Enabeling SSH on CISCO IOS (Quick and Easy)

Enabeling SSH on CISCO IOS (Quick and Easy)
Setting up SSH on Cisco Device.
We are all told that you should not use Telent for connecting to devices
because it is unsecure and all clear text. Much better is to use SSH, but it can
seem a bit of a challenge setting it all up and especially in a small network you
might not think it's worth the effort.
Below are the instructions to enable SSH on Cisco switches and routers,
apply this to the VTY lines and use a client software to connect up.
You will need:
A Cisco device running a IOS that supports SSH, this means any IOS
with Crypto features. (if you have an IOS that is not crypto you can upgrade
for free as long as you keep the same feature set, ask a Cisco reseller more
about this if you need to get hold of one)
A client that can support SSH such as Tera term or Putty.
First Step. We need to generate some RSA Keys. These are used by the
SSH session to encrypt the data. This requires first setting a hostname and a
domain for the Device.
Any thing in bold is commands that need to be entered.
Router(config)#hostname test (set a host name)
test(config)#ip domain-name test.com (sets the domain the keys will be
used for, this does not have to be the same as your windows AD domain,
although often it will be)
test(config)#crypto key generate rsa
The name for the keys will be: test.test.com
Choose the size of the key modulus in the range of 360 to 2048 for your
General Purpose Keys. Choosing a key modulus greater than 512 may take
a few minutes.
How many bits in the modulus [512]: 1024
% Generating 1024 bit RSA keys, keys will be non-exportable...[OK]
this generates keys that are 1024 bits, this is plenty of security, any more and
the performance of the device will start to suffer.
Next we need to set up a data base of local user names and and passwords.
test(config)#username Aaron privilege 15 secret Passw0rd
Setting a privilege level of 15 means you will log straight in to enable/privilege
mode, and using secret is like the enable secret password and stored more
Lastly we need to apply it to the VTY lines.
test(config)#line vty 0 15
test(config-line)#login local
test(config-line)#transport input ssh
So you are setting all VTY lines to use the local data base of usernames and
passwords we have set up above, and forcing any incoming connections to
require the SSH protocol.
test(config-line)#transport input ssh telnet (would allow both SSH and
Don't forget to save your work
test#copy run start
And that's it!! Now simply get one of the SSH clients mentioned above. Enter
the IP address of the device and make sure SSH is ticked.

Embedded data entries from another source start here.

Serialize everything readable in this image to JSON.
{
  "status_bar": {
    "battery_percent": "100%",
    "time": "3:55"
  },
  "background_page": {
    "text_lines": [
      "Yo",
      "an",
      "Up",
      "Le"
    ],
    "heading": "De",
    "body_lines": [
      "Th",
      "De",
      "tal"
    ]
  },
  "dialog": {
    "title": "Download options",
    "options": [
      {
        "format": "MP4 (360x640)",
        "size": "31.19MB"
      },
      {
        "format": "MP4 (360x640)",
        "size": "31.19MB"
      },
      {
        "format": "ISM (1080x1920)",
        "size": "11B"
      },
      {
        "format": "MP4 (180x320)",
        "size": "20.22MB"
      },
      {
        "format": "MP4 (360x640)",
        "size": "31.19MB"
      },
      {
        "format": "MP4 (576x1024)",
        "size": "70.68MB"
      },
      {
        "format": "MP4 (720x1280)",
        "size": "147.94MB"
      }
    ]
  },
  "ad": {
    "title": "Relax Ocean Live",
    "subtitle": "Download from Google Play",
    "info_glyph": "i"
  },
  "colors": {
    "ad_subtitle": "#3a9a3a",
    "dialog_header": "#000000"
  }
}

The first time you
will be asked to confirm you wish to connect to the device.
And there you have secure Shell set up and running.
There are many features to be found within SSH and further security
measures to consider, but at least you now have a secure connection to the
device over the network.
For some more info visit the sites below.
For reference, this TechRepublic article goes into a little more detail about the
SSH versions.
This Cisco Article goes into much more detail